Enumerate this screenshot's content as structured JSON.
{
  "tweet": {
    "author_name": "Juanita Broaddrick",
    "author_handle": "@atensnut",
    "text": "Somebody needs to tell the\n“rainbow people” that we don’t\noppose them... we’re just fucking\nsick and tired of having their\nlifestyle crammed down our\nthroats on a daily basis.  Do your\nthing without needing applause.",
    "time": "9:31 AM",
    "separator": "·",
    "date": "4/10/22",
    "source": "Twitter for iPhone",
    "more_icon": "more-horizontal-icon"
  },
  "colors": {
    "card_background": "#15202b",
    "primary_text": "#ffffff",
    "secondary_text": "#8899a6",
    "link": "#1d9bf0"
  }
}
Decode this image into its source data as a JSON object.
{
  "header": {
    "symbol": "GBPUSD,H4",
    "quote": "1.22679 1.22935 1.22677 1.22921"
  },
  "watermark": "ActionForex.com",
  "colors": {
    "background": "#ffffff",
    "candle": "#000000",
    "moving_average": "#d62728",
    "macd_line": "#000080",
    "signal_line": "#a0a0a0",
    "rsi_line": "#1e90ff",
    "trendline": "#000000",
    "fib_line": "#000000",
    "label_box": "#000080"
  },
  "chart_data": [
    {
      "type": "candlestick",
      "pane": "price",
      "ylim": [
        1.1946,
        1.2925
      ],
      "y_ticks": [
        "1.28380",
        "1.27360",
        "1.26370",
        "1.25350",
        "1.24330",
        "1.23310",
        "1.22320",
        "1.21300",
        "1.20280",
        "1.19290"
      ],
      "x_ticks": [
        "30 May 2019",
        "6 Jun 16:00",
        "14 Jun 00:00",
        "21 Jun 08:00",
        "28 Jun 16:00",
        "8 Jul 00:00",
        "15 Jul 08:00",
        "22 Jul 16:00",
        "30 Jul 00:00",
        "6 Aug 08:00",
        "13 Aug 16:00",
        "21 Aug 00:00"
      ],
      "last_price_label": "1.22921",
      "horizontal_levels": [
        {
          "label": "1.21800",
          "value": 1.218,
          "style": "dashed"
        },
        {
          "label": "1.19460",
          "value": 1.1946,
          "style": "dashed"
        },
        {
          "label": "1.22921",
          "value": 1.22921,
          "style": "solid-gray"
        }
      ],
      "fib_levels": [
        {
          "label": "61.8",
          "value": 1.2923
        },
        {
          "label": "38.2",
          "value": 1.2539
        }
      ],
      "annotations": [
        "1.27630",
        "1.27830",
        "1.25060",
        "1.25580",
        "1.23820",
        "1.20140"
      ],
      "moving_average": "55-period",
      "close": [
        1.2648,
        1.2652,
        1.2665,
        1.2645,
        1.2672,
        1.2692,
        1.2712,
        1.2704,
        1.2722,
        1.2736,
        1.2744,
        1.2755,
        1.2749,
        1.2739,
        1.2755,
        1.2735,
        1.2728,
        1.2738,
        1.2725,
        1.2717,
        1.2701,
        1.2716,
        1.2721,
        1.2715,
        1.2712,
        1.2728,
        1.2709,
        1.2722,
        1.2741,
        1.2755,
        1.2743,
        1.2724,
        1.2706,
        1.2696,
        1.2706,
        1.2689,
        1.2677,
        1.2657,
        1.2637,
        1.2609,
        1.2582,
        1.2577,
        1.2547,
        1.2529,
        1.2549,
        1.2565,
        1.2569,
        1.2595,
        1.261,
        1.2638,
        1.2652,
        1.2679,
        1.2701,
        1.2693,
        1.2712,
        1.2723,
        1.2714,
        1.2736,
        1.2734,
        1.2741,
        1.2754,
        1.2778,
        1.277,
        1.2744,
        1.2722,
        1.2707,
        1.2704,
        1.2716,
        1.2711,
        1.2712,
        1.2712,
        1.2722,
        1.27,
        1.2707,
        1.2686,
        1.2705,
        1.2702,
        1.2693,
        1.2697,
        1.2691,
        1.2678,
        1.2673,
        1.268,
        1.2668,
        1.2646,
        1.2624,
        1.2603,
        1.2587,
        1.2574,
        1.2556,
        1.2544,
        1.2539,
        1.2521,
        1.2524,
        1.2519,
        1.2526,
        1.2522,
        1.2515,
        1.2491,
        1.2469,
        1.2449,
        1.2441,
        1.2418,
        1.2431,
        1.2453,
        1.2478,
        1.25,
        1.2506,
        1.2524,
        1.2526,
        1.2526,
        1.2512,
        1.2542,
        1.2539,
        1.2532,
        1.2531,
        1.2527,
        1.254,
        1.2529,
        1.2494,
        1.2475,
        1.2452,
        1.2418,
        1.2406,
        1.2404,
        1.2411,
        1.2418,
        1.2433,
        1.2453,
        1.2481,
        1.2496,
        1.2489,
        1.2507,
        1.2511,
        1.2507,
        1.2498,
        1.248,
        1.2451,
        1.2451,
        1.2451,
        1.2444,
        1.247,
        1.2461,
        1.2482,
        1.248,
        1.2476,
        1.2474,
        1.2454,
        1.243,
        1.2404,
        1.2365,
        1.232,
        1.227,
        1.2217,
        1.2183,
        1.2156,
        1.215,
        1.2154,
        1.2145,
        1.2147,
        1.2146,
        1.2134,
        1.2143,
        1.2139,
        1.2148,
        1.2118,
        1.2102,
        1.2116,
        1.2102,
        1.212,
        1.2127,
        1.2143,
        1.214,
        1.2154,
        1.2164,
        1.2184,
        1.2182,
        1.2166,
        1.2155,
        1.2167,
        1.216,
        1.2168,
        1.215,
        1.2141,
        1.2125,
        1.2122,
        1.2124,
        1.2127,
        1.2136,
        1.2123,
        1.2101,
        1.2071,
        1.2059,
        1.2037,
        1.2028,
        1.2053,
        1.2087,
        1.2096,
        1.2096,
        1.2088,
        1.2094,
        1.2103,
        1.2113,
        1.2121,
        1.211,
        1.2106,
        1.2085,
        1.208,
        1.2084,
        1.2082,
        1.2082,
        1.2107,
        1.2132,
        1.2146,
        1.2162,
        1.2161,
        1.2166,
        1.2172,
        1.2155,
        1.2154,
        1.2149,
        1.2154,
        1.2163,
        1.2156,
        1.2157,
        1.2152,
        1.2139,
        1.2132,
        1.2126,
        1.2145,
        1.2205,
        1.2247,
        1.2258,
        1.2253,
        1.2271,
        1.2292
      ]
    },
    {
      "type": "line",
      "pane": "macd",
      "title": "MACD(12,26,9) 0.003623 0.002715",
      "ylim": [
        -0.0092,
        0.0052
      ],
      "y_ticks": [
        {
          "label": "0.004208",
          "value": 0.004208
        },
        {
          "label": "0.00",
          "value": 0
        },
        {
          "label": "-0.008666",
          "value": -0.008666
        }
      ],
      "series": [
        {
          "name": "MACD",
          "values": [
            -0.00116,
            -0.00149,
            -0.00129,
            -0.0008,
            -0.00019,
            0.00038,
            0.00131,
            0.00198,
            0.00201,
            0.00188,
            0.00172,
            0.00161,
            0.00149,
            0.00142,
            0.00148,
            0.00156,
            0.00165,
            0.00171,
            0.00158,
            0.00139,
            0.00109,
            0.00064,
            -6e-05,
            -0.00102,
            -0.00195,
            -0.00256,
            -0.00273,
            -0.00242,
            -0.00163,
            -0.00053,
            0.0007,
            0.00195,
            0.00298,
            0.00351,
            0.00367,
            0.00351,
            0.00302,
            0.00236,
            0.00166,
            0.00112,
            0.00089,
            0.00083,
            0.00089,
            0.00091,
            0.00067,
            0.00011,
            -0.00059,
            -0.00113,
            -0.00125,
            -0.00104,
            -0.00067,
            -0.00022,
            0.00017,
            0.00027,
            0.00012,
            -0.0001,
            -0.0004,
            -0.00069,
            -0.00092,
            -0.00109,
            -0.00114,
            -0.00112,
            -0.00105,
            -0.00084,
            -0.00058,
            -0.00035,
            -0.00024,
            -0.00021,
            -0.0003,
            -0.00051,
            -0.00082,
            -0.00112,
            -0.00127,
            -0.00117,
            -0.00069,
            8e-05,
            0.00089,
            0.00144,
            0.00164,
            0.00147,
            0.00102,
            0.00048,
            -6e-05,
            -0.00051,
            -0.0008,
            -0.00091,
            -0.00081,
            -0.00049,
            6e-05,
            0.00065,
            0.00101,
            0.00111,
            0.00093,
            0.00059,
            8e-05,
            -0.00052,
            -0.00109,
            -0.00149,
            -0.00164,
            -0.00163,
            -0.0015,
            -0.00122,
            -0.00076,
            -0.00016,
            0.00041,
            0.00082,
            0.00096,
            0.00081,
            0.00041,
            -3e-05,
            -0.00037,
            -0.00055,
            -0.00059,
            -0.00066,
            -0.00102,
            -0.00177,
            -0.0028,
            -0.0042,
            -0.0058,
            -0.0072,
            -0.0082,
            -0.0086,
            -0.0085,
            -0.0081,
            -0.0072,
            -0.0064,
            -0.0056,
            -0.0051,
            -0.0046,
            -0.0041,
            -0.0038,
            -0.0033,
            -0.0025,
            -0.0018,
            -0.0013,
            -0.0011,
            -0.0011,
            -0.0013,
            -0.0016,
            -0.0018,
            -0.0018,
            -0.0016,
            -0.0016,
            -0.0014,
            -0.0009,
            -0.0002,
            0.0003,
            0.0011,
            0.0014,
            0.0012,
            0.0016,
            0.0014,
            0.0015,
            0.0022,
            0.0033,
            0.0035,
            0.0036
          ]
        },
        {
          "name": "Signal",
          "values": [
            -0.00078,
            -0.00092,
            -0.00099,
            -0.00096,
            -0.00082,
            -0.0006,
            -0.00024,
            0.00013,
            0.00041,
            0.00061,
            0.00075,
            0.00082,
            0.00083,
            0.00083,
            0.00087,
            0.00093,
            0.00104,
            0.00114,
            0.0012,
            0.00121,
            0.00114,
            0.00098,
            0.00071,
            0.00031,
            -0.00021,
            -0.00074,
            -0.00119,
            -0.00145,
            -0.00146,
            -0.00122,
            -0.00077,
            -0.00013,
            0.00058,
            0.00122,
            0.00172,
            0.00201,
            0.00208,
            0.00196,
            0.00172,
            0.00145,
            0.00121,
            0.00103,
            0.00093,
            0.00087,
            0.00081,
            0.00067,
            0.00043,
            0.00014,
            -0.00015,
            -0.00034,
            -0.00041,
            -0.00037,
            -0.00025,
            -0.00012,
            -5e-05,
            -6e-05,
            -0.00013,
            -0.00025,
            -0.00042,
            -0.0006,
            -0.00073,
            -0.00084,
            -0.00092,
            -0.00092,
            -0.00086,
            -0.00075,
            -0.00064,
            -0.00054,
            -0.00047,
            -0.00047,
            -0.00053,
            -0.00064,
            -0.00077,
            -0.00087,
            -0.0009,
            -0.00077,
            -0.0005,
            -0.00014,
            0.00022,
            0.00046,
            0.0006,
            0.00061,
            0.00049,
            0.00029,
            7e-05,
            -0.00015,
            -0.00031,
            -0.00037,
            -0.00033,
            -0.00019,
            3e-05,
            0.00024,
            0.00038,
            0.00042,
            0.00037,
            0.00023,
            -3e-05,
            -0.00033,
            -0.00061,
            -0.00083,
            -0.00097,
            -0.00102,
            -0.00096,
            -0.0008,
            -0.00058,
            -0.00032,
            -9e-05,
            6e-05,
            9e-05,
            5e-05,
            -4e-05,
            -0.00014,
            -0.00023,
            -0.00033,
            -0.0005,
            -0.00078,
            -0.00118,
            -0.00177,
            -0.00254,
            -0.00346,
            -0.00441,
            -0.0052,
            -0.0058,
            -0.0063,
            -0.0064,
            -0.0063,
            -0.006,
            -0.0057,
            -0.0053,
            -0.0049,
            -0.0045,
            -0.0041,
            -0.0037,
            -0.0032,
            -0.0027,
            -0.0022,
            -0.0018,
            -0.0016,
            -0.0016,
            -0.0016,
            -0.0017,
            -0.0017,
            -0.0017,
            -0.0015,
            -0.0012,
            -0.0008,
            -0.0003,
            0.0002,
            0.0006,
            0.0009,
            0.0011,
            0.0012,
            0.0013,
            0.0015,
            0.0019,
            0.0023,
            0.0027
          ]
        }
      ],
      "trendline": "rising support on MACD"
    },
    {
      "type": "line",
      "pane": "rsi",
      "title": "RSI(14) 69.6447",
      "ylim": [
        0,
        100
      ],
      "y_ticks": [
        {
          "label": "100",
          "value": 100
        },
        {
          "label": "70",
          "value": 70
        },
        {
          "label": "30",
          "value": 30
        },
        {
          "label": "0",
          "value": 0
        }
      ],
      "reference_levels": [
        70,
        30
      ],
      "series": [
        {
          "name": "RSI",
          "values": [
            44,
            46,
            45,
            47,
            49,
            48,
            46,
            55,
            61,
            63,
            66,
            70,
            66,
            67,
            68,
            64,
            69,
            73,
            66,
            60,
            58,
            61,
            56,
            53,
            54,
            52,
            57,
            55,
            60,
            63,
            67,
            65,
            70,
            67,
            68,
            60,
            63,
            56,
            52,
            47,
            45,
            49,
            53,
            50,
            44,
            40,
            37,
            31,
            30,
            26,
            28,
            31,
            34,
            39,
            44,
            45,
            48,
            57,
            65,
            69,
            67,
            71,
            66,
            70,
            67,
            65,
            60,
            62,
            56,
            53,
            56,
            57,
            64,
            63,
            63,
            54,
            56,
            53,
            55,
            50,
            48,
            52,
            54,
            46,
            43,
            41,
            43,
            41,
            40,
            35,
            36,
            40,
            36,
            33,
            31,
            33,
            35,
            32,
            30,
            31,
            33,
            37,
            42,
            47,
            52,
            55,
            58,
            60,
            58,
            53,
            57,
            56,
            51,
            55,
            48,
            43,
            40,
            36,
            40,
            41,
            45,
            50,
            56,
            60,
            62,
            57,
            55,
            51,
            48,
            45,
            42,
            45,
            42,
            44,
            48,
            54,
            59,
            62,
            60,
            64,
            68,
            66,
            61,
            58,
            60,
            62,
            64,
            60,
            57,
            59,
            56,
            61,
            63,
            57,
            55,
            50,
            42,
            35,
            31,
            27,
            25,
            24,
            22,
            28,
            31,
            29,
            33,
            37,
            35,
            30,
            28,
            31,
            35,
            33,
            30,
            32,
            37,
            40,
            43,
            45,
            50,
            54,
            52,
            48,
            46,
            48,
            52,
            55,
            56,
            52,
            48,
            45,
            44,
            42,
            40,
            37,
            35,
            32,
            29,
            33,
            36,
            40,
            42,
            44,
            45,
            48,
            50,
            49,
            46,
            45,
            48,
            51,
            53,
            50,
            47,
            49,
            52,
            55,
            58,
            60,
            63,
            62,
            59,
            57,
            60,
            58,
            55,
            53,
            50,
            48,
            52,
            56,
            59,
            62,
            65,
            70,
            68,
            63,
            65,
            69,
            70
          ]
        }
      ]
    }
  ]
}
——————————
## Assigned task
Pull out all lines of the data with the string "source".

## Answer to this task
    "source": "Twitter for iPhone",
Decode this image into its source data as a JSON object.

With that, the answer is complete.